Go through the data below and return each line containing the word "topic".

Given information below:

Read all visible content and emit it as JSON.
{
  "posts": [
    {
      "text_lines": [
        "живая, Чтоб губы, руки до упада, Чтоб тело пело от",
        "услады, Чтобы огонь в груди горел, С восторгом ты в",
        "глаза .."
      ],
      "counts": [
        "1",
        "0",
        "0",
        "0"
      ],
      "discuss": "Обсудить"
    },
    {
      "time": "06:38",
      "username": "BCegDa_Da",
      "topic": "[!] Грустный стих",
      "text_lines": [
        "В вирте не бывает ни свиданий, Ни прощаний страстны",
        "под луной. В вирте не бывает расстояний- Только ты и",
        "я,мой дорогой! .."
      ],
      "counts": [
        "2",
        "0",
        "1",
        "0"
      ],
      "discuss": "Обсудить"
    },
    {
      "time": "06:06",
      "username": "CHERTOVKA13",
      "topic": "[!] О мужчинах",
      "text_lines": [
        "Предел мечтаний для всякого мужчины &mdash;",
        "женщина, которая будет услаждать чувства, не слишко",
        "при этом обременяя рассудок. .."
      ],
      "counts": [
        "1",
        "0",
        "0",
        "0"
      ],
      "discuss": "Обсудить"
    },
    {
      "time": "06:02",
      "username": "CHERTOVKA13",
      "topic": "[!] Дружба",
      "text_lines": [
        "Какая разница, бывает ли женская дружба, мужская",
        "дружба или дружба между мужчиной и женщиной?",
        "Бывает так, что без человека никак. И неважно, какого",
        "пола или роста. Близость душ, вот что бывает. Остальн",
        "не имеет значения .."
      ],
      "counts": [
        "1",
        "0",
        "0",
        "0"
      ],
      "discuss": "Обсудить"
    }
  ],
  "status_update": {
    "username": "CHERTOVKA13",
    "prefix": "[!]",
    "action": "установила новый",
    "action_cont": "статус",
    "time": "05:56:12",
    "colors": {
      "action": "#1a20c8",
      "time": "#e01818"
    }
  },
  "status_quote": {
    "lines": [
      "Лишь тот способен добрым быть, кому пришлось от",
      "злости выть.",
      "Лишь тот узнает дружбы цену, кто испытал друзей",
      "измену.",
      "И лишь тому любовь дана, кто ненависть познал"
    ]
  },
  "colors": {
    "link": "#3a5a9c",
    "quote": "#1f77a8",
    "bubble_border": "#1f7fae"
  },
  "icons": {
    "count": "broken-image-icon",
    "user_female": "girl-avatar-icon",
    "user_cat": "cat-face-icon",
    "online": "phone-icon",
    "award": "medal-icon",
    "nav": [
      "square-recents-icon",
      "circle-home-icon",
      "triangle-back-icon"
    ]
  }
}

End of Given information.
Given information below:

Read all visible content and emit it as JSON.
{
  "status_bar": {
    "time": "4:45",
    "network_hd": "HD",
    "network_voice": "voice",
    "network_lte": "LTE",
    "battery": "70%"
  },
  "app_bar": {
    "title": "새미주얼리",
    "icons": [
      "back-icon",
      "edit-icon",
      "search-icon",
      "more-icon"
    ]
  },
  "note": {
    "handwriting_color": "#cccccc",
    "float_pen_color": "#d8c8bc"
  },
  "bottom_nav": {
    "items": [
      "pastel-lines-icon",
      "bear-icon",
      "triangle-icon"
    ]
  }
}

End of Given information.

Answer below:
      "topic": "[!] Грустный стих",
      "topic": "[!] О мужчинах",
      "topic": "[!] Дружба",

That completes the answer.